Lots of leaders talk about values—integrity, especially—but struggle to hold those around them to that standard and make sure it’s part of the corporate culture. How did you go about it?
Well, it starts with accountability and transparency. For accountability, we defined the top corporate objectives shortly after I joined Informatica. To measure our progress, we defined specific metrics. And to hold ourselves accountable every quarter, we presented a scorecard to all the employees: How did we perform against the top corporate objectives using these metrics?
For transparency, our explanation of our performance was always the same to our board, to our investors and to our employees. The earnings script to our investors was the same as the quarterly update note to our employees.
You were recognized several times for your work with investors by Institutional Investor, the American Business Awards and Bloomberg.
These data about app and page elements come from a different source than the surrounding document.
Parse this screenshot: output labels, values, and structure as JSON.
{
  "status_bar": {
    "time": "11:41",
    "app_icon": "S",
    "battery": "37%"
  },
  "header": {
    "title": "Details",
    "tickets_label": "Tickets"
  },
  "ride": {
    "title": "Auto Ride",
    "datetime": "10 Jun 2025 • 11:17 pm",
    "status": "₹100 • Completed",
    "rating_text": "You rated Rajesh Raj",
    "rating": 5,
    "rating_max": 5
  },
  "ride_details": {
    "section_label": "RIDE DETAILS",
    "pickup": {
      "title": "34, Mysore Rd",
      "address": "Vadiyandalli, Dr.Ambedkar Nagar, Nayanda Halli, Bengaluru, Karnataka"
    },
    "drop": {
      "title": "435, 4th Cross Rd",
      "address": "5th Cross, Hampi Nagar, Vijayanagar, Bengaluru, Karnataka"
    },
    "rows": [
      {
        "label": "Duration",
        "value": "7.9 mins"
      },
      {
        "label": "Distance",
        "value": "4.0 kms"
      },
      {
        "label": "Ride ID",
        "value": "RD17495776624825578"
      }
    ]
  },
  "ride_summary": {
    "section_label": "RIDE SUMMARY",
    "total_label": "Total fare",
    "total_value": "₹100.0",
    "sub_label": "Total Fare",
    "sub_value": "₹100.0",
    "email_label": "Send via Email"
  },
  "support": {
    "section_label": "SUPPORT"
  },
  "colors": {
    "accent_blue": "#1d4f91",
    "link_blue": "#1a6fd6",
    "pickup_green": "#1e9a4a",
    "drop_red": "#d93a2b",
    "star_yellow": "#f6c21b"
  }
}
What should CEOs and CFOs keep in mind as they are navigating choppy waters—say their stock price is down—and communicating with investors?Communicating effectively with investors comes down to one factor: trust.
We earned the trust of the investors by consistently delivering on our promises for seven years. We met or beat quarterly financial guidance for more than 30 quarters. We grew revenues, on average, by 20 percent every year from 2004 to 2011. And we increased our operating margin between 100 and 300 basis points every year.
However, by continuing to set ever-increasing targets, I made a mistake. In 2012, we set the profitability target too high and we were unable to invest for growth.
In retrospect, we aimed too high and set investor expectations too high. Instead of meeting expectations, we missed expectations for two consecutive quarters. An analyst report concluded that Informatica’s products were not as relevant in the new, emerging world of big data. Investors were not satisfied by our explanation.
It seemed that, in two quarters, we lost much of the credibility that we had earned over seven years. Over that period, the stock price dropped by more than 40 percent. Then came the true test: How do we navigate these choppy waters and how do we turn these skeptics into believers in the Informatica growth potential once again?
To win back trust of investors, one-time explanations alone wouldn’t work. We had to communicate more frequently with our investors and regularly report on our progress. To earn their trust, we had to deliver sustained results. By consistently meeting their expectations over the next six quarters, we were fortunate to win back much of the trust of the investors.
Was there ever any part of you that worried that the analysts were right?
I knew what had caused the shortfall. I had made a mistake. I even acknowledged it to the analysts. But the analysts remained skeptical. In fact, one said, “You guys are too good to have made such a stupid mistake.” And I said, “Trust me. I’m capable of making stupid mistakes.”
I learned the hard way: When you make a mistake, the entire focus must be to correct it. Only by consistently delivering on your promises will you win back the trust and credibility.